Unfortunately, the weather was that bad for us on the Saturday we couldn’t even consider the trip up to Arthur’s Seat. Arthur’s Seat boasts the best views of Edinburgh, although it is a hike it’s easily manageable right from the city centre and you have the choice of climbing to the top of Arthur’s Seat, or following the paved path along Salisbury Crags. 


Southern Cross Café

Let’s start of at Southern Cross Café, located on Cockburn Street (we know, lol) just off the Royal Mile near St Giles Cathedral, this is a perfect place to grab brunch or just a coffee and a tasty cake. It’s also a perfect central location to start your day exploring the city. The café is quite pricey, but we found this with most places around Edinburgh, not quite London prices but pretty close. Our personal picks would be the breakfast pancakes, and you should definitely add the bacon if sweet and savoury is a bit of you!

FYI: Cockburn Street is also a location used in Avengers: Infinity War for all you Marvel fans out there.

Makars Gourmet Mash Bar

Makars Gourmet Mash Bar, the perfect “taste of Scotland.” If you want tasty no-nonsense food this is the place to go. Simply pick your starter, your main and your style of mash. Everyone seems pleasantly surprised by this place as it is expected to be your usual tourist trap. We would recommend this to anyone visiting Edinburgh looking for hearty Scottish comfort food, and they do have a few vegetarian options and a vegan dish, so nobody will struggle here. 


Brewhemia is situated just outside of Edinburgh Waverley Station, the perfect spot to go for either a drink or a bite to eat if you are travelling to Edinburgh by train, or if not it’s only a 5 mins walk from Princes Street. The exterior does not do justice to the sheer size of Brewhemia, the place seems to go on forever! Inside you’ll find a fantastic atmosphere helped along with live music every day of the week, would 100% recommend if you are coming with a large group. Just make sure you book before as we imagine it can get very busy even though it is huge!
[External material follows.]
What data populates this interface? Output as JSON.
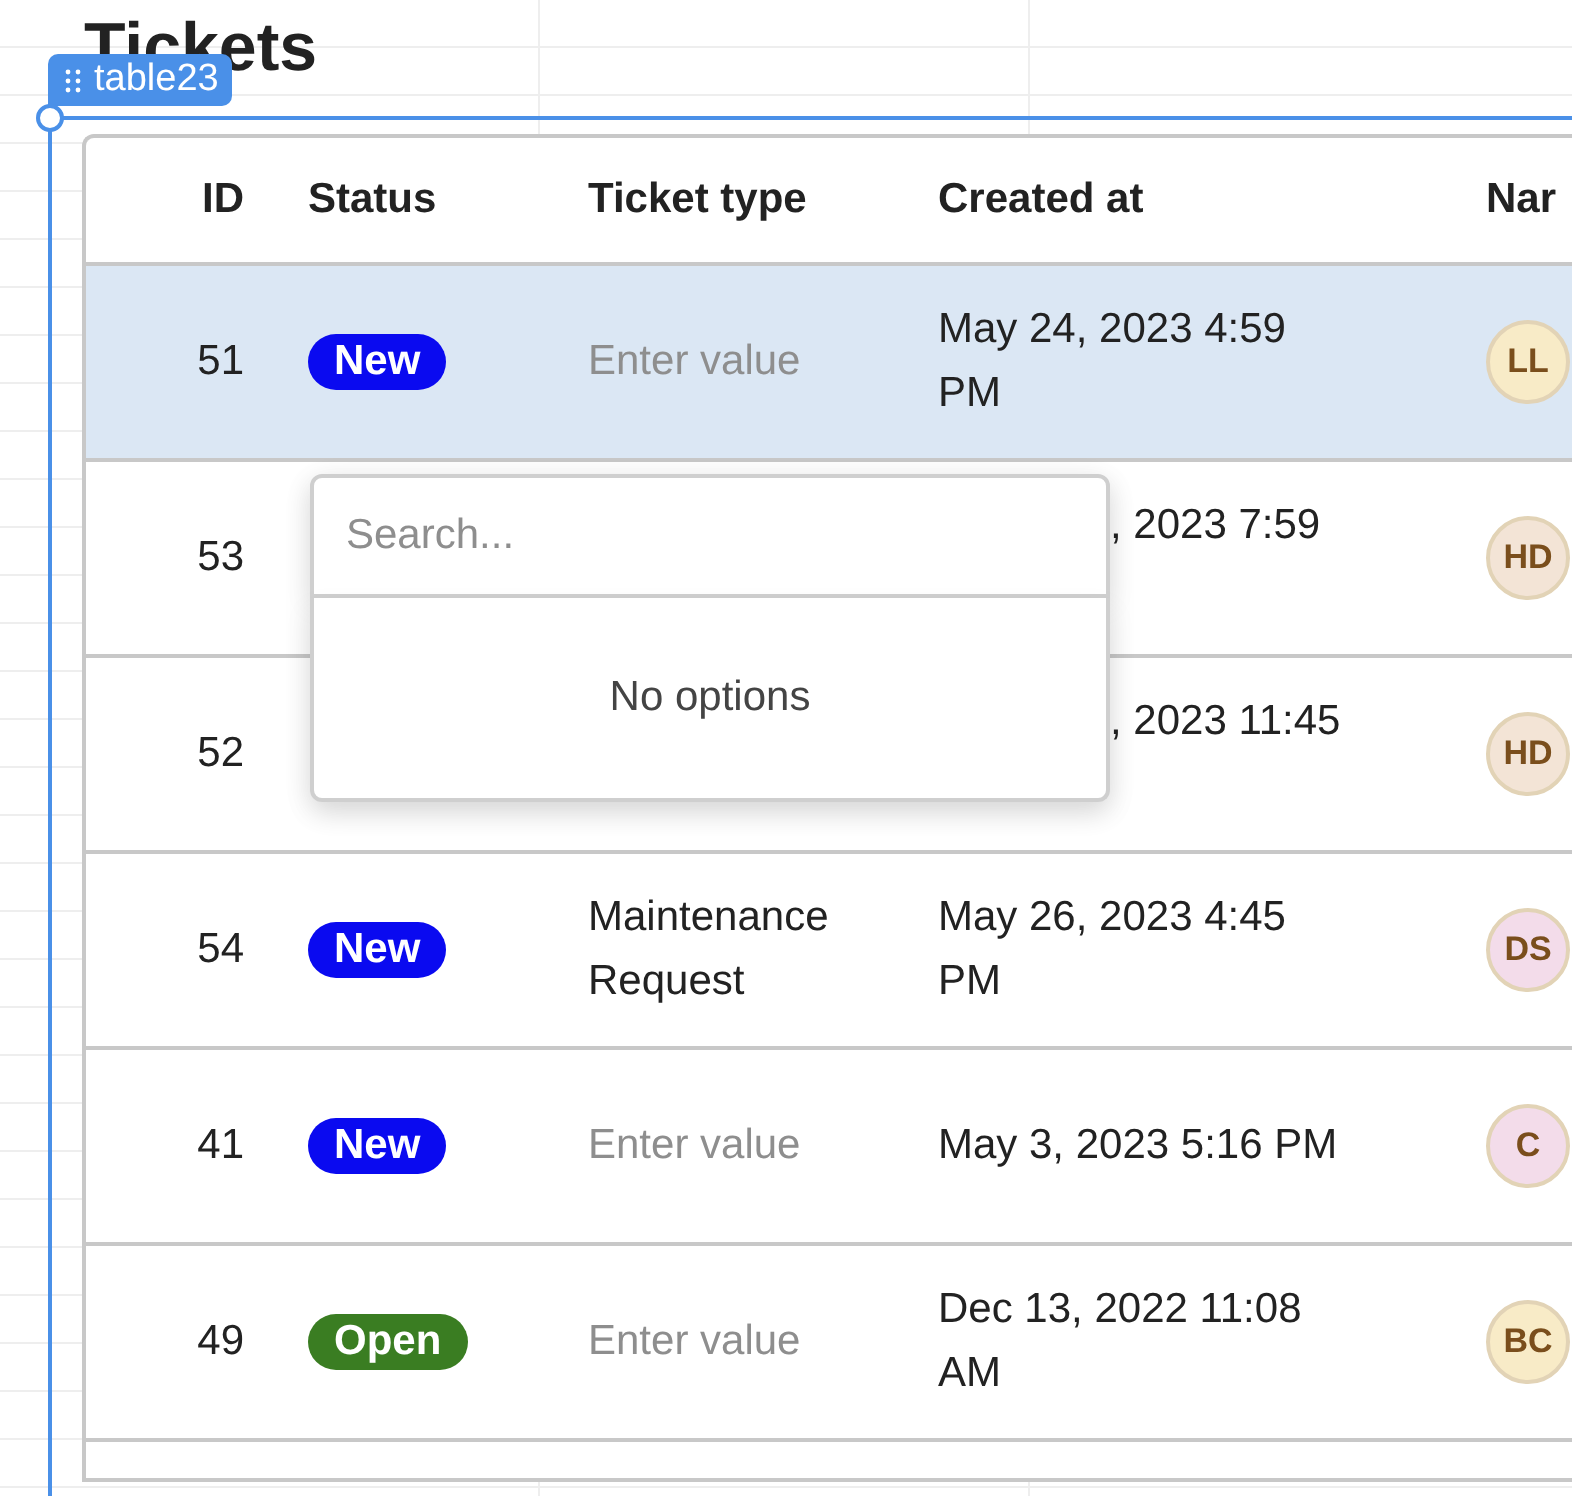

Rabble Taphouse & Grill

This bar & restaurant is located within Rabble boutique hotel in the New Town, about a 10-minute walk from the Scott Monument. Rabble is Edinburgh’s first low and slow tap house where all the produce is locally sourced, meat and fish are slow cooked over an open fire pit and craft beer is poured from giant cooper tanks so it’s still fresh from the brewery.

We didn’t get chance to eat here but the food looked divine, especially the nachos. Rabble is also dog friendly if you are bringing along your canine friend or just love seeing some pooches!

The Ox

The Ox is a bit further out of the main city but still within walking distance being only a 13 minute walk from The Balmoral. Joe fell on a right treat when I asked him to find somewhere for us to have Sunday lunch, I give him 100% credit for this little gem of a find. We went for the Sunday Roast menu and I can hold my hands up and say that it was the best pork belly I have had in my life, the crackling was done to perfection. A must try for pork lovers!

That’s our round up of the best views, brews and chews Edinburgh has to offer. Hopefully this will help plan your next escape to the Scottish capital, thanks for reading guys and if you have any questions or comments please feel free to get in touch 😊

Slàinte mhath! (pronounced Slange Var!) that’s cheers in Scottish Gaelic 😉

Happy drinking folks 🙂

Joe and Nat x